As I’ve mentioned in many previous articles, the internet is surely an excellent first-world technology. However, as this article from The Register points out, the internet also hides a much shadowier, more alarming nature, exemplified in the growing amount of internet surveillance.
A top US government official believes that the internet is under fierce attack by authoritarian governments worldwide, and that the situation is rapidly deteriorating.
“Today we face a series of challenges at the intersection of human rights, connected technologies, business, and government. It’s a busy intersection – and a lot of people want to put up traffic lights,” said US Assistant Secretary of State Michael Posner, speaking at the Silicon Valley Human Rights Conference in San Francisco on Tuesday.
[…]And as information communications technology moves ever deeper into less-developed countries, Posner sees the problems increasing. “These are the places where repressive regimes are getting hold of the latest, greatest Western technologies and using them to spy on their own citizens for purposes of silencing dissent,” he said. “Journalists, bloggers and activists are of course the primary targets.”
From his point of view, governments in some of these emerging markets “appear fiercely determined to control what people do online.”
Again, this underlines the straightforward, egalitarian nature of an alternative media source: shortwave radio.
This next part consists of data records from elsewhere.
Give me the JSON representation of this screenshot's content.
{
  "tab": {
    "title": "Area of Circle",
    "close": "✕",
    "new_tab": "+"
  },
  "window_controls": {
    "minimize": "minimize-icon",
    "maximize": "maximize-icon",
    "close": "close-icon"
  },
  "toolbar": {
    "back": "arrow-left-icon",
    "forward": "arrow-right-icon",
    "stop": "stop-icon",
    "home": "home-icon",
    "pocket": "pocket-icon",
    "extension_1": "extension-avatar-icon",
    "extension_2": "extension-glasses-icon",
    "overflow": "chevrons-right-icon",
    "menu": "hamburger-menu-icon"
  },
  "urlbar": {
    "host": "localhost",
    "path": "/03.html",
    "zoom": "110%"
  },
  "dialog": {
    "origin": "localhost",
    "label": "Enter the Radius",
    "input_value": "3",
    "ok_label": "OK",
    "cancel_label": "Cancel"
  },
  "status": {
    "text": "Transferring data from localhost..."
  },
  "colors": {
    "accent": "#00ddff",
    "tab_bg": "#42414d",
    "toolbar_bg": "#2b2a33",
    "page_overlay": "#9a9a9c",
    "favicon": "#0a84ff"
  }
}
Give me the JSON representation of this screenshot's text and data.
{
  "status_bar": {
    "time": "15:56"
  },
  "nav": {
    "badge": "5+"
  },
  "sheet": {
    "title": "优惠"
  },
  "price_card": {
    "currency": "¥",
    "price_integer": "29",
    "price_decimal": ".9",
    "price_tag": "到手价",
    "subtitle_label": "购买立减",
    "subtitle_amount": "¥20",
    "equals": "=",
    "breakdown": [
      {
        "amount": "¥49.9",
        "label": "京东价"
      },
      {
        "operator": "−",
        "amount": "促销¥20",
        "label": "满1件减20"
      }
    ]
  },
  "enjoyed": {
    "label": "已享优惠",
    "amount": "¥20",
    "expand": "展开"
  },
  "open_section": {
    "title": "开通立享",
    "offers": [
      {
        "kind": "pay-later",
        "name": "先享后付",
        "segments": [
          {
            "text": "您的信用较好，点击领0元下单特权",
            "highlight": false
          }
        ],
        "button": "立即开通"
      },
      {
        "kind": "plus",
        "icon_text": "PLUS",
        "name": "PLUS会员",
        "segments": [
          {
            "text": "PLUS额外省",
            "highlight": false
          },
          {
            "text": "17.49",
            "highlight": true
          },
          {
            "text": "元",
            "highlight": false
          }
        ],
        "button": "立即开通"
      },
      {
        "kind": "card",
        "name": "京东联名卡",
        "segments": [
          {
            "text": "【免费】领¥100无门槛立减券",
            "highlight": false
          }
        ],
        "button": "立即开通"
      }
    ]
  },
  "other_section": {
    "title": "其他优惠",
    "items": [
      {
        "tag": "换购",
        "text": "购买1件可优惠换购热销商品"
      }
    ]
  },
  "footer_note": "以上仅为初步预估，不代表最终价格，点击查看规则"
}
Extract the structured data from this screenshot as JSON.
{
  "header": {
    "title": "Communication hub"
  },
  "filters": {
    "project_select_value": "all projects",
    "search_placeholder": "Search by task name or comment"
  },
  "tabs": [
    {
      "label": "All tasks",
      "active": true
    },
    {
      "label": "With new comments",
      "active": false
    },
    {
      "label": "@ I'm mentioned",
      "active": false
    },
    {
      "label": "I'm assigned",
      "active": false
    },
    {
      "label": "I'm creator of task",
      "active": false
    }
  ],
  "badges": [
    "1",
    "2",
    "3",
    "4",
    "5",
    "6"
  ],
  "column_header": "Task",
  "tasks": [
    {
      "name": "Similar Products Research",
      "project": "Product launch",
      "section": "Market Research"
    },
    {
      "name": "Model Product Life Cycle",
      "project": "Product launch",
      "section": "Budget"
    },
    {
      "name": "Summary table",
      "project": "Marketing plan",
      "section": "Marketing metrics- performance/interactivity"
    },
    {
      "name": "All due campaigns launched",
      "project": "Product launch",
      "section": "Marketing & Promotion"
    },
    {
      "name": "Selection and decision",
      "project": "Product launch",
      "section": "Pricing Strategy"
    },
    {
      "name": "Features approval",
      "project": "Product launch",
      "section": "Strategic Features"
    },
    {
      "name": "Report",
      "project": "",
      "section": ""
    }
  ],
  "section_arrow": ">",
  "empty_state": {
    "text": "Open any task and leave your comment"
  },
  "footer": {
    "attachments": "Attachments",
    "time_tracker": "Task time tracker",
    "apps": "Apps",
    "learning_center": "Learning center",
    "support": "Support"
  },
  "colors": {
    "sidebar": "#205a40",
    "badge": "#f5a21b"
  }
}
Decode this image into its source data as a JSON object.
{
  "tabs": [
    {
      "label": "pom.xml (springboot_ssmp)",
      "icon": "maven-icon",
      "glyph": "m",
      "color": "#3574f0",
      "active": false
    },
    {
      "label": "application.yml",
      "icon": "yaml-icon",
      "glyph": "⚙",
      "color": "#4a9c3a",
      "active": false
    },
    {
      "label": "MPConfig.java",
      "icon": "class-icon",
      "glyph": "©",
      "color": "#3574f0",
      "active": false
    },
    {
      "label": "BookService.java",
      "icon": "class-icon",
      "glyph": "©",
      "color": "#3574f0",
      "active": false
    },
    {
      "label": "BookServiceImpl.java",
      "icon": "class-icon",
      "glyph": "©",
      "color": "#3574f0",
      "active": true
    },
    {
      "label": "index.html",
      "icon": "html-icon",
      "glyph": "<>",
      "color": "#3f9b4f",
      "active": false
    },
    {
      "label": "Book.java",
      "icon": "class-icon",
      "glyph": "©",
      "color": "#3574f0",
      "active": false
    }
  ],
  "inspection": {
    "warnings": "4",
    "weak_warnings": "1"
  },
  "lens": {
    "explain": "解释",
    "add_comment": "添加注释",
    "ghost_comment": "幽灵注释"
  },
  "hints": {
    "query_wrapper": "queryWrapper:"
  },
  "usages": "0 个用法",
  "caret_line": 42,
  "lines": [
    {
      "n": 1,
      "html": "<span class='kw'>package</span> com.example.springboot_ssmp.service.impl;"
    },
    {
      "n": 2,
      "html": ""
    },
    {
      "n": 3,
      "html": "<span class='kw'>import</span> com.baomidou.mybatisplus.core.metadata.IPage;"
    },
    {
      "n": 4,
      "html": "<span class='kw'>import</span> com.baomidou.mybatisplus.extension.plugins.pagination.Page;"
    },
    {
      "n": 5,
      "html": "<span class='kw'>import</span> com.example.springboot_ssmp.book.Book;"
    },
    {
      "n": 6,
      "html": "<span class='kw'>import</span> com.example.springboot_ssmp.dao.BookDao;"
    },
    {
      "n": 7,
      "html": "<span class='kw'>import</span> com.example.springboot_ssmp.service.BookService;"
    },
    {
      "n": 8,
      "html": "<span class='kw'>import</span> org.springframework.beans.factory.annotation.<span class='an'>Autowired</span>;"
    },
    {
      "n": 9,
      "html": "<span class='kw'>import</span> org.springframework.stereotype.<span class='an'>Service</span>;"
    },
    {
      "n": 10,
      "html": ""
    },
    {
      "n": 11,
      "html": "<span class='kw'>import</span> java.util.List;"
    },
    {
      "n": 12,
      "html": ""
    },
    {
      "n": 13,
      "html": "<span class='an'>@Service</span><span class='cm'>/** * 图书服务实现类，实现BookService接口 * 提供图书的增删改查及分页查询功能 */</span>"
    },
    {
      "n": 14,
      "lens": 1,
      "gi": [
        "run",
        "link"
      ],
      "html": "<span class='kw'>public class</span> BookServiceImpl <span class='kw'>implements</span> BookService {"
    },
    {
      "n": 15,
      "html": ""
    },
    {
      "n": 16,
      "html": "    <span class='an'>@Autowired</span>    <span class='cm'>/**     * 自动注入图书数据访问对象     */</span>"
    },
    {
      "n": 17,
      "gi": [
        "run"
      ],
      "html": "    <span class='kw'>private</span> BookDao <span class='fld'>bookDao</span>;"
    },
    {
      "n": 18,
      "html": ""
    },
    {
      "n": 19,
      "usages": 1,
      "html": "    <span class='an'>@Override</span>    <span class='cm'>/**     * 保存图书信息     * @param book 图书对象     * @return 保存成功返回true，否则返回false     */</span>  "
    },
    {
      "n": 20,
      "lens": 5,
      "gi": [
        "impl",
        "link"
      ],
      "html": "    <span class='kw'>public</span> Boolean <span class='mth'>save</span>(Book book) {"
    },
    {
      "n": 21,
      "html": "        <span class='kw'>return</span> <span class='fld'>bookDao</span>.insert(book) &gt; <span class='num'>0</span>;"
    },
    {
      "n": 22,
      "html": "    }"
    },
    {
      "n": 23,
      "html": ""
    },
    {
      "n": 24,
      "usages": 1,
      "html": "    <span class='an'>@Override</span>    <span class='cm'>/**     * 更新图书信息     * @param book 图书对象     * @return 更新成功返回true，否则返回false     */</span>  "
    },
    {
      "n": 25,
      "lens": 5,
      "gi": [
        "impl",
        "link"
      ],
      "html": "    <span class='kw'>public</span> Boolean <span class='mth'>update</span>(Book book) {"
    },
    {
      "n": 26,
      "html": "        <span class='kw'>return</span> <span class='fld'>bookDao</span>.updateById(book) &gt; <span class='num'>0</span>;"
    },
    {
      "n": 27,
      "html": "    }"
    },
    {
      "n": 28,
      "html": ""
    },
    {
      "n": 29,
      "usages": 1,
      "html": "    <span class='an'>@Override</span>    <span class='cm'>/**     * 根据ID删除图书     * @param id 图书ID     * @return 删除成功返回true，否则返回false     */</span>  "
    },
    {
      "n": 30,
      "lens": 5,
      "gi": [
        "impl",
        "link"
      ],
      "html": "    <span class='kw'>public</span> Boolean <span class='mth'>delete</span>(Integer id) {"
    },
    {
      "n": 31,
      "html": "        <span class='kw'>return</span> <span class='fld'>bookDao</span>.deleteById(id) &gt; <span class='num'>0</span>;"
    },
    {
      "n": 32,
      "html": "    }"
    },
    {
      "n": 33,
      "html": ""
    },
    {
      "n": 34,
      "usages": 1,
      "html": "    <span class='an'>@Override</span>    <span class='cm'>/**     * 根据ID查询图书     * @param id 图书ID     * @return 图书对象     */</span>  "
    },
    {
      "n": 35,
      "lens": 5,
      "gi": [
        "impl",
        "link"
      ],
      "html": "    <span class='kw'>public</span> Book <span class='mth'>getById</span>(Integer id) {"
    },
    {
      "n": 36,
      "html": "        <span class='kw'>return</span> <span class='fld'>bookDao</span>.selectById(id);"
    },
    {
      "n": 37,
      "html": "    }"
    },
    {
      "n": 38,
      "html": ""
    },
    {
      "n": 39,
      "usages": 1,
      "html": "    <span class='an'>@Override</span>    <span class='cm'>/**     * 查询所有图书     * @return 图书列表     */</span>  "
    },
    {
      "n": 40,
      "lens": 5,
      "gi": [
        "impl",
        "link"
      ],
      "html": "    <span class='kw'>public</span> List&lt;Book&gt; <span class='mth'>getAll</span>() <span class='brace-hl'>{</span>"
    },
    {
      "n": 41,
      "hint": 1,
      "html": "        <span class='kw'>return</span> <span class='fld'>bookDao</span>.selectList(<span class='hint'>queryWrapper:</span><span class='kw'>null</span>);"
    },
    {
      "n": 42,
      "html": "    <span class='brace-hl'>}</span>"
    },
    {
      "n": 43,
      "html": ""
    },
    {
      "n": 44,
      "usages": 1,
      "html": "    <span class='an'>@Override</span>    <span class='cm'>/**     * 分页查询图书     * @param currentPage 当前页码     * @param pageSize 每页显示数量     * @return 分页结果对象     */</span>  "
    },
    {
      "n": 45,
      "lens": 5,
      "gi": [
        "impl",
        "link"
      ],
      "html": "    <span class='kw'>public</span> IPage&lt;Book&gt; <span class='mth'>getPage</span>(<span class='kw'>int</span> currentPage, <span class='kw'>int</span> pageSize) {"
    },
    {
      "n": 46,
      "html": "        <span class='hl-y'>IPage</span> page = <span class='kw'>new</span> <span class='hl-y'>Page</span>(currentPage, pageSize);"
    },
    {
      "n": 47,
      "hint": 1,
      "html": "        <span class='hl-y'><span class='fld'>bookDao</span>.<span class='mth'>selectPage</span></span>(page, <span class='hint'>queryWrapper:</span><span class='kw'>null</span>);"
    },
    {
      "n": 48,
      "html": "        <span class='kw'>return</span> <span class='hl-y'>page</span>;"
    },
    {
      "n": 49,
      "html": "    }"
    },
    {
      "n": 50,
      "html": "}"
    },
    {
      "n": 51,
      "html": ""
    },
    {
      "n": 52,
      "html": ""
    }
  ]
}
People living under the control of such a regime can turn to radio to hear voices from across the globe, to dispel inaccuracies and fallacies, and learn the truth. Unlike the internet, there’s no virtual gateway that can be locked down by a government’s heavy hand. Shortwave radio has no regard for border crossings.
Best of all, no one can prevent these listeners from listening; no one can track them or their listening habits.
Herein lies my fear that, as many large international broadcasters such as the BBC, VOA, DW and others abandon shortwave service to invest in the internet, we put all our eggs in one tenuous basket. Certainly, we can invest in technologies which attempt to stall government efforts to temper our internet presence in, for example, China; but what about the people accessing these protective internet sites? Who is watching them and their surfing habits?
Crack. There goes democracy…